Oh, yeah. Horse girls are tough. [When I rode,] I got tossed around so much. I got stepped on and bitten and kicked in the ribs and tossed around. It was so physical!
Yeah, and it's a solitary pursuit. Or, you're alone as a person, but you're also with this horse. So there's that tension of existing alongside another living thing, but not being able to communicate. It's kind of liberating.
For her, it's a way of life.
How did it feel to create this character, who lives so completely on her own terms?
She's really personal to me. A lot of things about her, I sort of wish I could be. I wish I had wilderness survival skills, so that's all just fantasy. I wish I was really good at riding horses, but I'm not that good. I wish I was better at riding out alone, but I ride with other people, because I'm kind of scared, because horses are dangerous. She's very self-reliant in a way that I admire, but then she's very flawed and actually, over the course of the book, she finds that self-reliance is not her number one goal in her life. Because through her journey, she's met all these other people who have helped her along the way, and her values have changed a little bit. Throughout my entire life, I've been like, I just wish I could be a cold bitch who could get along on her own and never need other people's help. And then I've learned that you actually do need other people's help, and learning to ask for other people's help is actually one of the most important skills you can have in life. [And then, also,] I like how silly and goofy she is. She's kind of rude. She looks sunburnt and vulnerable. I don't know. I kind of like characters who are kind of ballsy and brusque but also clearly vulnerable.
I love her rudeness. I love when she's lying down on the back of her horse giving these wolves, who have come to her aid, the finger.
She's so rude!
She's so rude. It's so liberating.
Those wolves are trying to help her, but she's so rude. She's sort of the worst, but they kind of embrace her in spite of it.
When you're writing, do you ever think about the audience that will eventually read your work? Does that ever influence you?
I try and follow my North Star of what I find interesting and funny and beautiful and sad at all times, and then worrying about what the audience thinks later. Because if I worry about that first, I would find it a little paralyzing, and I worry it would make my work a little boring. At one point, my mom was reading some early pages, and she was like, "You know, if you clean up the language of this a little bit, it could be for children." And I was like, "I'm not interested in that." I know that, and I know that could expand the audience, but it's just not what I'm interested in, and I have the extreme privilege of not having to worry too much about that with this book. This book is just 100 percent what I want it to be. There's a part in this book where I write the words "big, perfect, purple pussy lips" or whatever, and I was just like, This is such a weird, weird thing to put in here, but I just couldn't get it out of my head as something that I wanted. I find it shocking in a really weird way. And so I kept it in there. I know it's going to limit the audience, and most of my work has a limited audience for that reason, but I'm fine with that.
I love that purple pussy lips are your North Star.

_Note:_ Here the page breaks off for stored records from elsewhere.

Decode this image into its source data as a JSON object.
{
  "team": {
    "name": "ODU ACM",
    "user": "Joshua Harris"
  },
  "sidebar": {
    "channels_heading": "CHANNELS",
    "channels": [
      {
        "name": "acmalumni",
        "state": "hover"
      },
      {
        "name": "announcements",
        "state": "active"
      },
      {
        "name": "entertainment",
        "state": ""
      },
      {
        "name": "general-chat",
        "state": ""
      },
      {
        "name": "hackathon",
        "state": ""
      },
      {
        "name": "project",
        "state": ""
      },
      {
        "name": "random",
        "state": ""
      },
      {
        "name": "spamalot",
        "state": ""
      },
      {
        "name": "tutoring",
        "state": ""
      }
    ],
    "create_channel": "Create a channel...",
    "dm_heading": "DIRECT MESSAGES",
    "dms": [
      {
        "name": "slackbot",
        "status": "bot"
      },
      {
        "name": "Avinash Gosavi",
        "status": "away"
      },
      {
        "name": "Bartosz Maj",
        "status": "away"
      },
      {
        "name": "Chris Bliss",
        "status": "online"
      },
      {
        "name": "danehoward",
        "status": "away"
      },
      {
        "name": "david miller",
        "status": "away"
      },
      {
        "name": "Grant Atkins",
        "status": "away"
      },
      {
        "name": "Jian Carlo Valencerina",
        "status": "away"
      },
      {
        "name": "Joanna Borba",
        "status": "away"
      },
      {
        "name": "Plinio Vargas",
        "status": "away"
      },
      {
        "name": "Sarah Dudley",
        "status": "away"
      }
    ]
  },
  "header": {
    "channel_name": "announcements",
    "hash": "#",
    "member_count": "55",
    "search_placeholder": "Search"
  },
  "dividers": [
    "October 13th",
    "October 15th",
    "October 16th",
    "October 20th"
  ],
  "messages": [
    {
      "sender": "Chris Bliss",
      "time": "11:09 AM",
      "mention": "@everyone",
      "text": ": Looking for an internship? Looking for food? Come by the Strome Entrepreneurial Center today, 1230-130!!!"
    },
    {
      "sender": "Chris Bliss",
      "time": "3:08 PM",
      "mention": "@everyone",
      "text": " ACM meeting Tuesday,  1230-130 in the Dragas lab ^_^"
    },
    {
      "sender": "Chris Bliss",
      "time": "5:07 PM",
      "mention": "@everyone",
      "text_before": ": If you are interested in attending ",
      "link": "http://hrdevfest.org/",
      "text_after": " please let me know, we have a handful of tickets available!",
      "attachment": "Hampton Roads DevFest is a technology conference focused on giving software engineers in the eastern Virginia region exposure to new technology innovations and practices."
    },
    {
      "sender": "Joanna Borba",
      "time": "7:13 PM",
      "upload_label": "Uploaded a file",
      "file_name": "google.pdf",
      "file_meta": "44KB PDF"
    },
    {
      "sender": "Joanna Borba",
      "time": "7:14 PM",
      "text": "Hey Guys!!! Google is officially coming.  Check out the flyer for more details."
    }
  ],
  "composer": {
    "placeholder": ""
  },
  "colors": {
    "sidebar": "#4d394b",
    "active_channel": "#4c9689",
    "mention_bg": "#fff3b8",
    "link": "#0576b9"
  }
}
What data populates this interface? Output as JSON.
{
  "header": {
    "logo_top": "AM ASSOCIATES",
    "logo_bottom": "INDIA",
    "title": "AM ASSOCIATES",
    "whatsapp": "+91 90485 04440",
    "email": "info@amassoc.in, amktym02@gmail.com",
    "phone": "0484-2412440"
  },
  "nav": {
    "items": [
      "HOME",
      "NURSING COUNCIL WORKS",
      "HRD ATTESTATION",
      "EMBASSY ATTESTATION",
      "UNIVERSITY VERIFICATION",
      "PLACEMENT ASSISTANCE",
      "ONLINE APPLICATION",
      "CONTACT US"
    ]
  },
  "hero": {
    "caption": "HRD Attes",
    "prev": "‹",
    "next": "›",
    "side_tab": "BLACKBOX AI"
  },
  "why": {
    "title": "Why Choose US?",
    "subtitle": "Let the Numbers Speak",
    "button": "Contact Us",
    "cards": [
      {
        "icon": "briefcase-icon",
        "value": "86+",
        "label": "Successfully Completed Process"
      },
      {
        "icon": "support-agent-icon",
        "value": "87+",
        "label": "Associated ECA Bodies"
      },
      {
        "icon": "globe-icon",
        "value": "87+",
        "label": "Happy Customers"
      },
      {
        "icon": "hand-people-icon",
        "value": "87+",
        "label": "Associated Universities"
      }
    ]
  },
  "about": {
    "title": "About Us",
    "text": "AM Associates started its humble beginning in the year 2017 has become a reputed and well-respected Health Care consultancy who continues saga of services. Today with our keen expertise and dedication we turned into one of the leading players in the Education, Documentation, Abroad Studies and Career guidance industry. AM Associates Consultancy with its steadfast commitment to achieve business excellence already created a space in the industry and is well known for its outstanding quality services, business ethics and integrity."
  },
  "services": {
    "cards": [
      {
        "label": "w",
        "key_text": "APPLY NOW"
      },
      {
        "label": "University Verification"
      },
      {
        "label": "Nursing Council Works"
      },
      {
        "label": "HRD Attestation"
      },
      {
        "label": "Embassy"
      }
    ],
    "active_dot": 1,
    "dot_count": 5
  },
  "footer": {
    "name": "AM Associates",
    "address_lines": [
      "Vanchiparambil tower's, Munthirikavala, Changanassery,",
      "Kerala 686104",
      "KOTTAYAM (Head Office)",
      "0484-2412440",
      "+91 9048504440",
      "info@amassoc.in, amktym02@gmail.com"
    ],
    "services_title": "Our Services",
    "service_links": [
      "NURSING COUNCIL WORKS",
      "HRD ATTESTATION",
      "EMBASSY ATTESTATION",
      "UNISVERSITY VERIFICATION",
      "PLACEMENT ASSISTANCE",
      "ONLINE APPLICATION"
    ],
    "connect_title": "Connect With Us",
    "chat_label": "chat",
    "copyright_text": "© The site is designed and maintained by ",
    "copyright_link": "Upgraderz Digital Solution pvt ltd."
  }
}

In some ways, I feel like I'm just a plant spewing seeds out into the world, and I feel like it's sort of selfish. You know, whoever picks up those seeds and finds them interesting or whatever... this analogy is kind of falling apart, but the thing is, you know, I find my audience.